    May 28, 2015
    4
    0
    sorry I did not realize i used any special fonts other than defaults, my typing looks the same as everyone elses and isn't big at all..
     
  9. ScottWang

    Moderator

    Aug 23, 2012
    4,854
    767
    You look them all the same, because I already modified to the standard.
     
  10. KeepItSimpleStupid

    Well-Known Member

    Mar 4, 2014
    1,145
    204
    We had to have backup lamps for solar cell life testing, but we operated the lamps off of DC.

    It's still relatively easy. Start out with a current sensor such as this one: http://www.dwyer-inst.com/Product/ProcessControl/CurrentTransformers-Switches/SeriesMCS/Ordering

    and at least a DPDT relay and a Normally Open (NO) switch. A 3PDT relay would give you an alarm contact, so you could, if you wanted, parallel all of the alarm contacts and wire it to a LED or lamp on the outside of the coop that at least one lamp needs service. A 120 VAC neon lamp can be used as a local indication that your on backup.

    In words you would wire the current sensor so it turns on the relay. It can't unless it has help, so a NO momentary switch is wired in parallel. That switch turns the main bulb on and then the sensor keeps it on.

    When the relay is engaged, the wiring is made so your your operating off the main lamp. If power fails and is restored, you will be operating off the backup lamp.

    In our case, we had indicators if we were operating off the backup lamp.

    Startup involves, pressing the button for each lamp until the indicator goes out. Once the backup lamp was on, we would switch the lamps with the backup being a new one. Our lamps had about a 40 hour continuous life.
     
    Last edited: May 31, 2015
  11. doh13

    Thread Starter New Member

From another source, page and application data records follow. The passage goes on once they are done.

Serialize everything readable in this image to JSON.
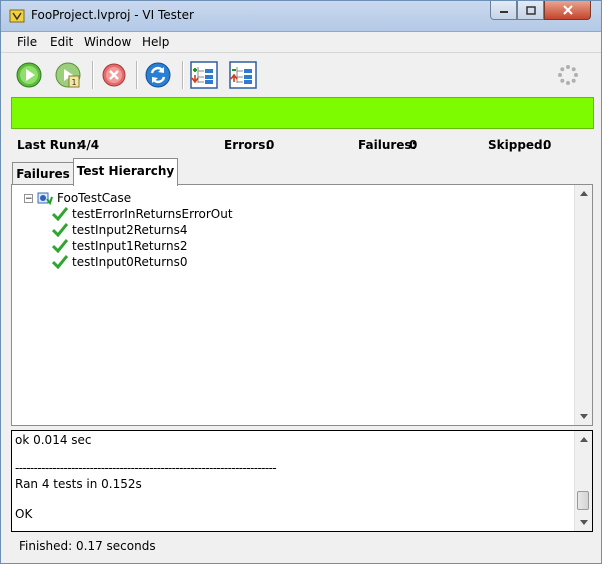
{
  "window": {
    "title": "FooProject.lvproj - VI Tester"
  },
  "menu": [
    "File",
    "Edit",
    "Window",
    "Help"
  ],
  "toolbar": {
    "icons": [
      "run-icon",
      "run-single-icon",
      "abort-icon",
      "refresh-icon",
      "expand-tree-icon",
      "collapse-tree-icon",
      "busy-spinner-icon"
    ]
  },
  "progress": {
    "color": "#7dfc00",
    "fraction": 1.0
  },
  "stats": {
    "last_run_label": "Last Run:",
    "last_run_value": "4/4",
    "errors_label": "Errors:",
    "errors_value": "0",
    "failures_label": "Failures:",
    "failures_value": "0",
    "skipped_label": "Skipped:",
    "skipped_value": "0"
  },
  "tabs": {
    "failures": "Failures",
    "hierarchy": "Test Hierarchy",
    "active": "Test Hierarchy"
  },
  "tree": {
    "root": "FooTestCase",
    "expander": "−",
    "items": [
      "testErrorInReturnsErrorOut",
      "testInput2Returns4",
      "testInput1Returns2",
      "testInput0Returns0"
    ]
  },
  "log": {
    "lines": [
      "ok 0.014 sec",
      "",
      "----------------------------------------------------------------------",
      "Ran 4 tests in 0.152s",
      "",
      "OK"
    ]
  },
  "status": {
    "text": "Finished: 0.17 seconds"
  }
}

    May 28, 2015
    4
    0
    Thanks for the idea keepitsimple that's an interesting way to do it thank you for the suggestion I will likely try to build something like this for future broods of chicks. But for now I may just use the thermostat idea
    ebeowulf17 suggested which I have access to since this seems to be the simplest/fastest to set up in a pinch as well. I will put it close to the main heatlamp bulb which is heating the floor below to about 92 f so if/when the bulb blows the thermostat will power on the Aux bulb and I wont have to worry about overheating them with 2 bulbs running or freezing them if the main bulb blows and i am not around. thanks everyone for all of the suggestions and ideas this forum is great!
     
Loading...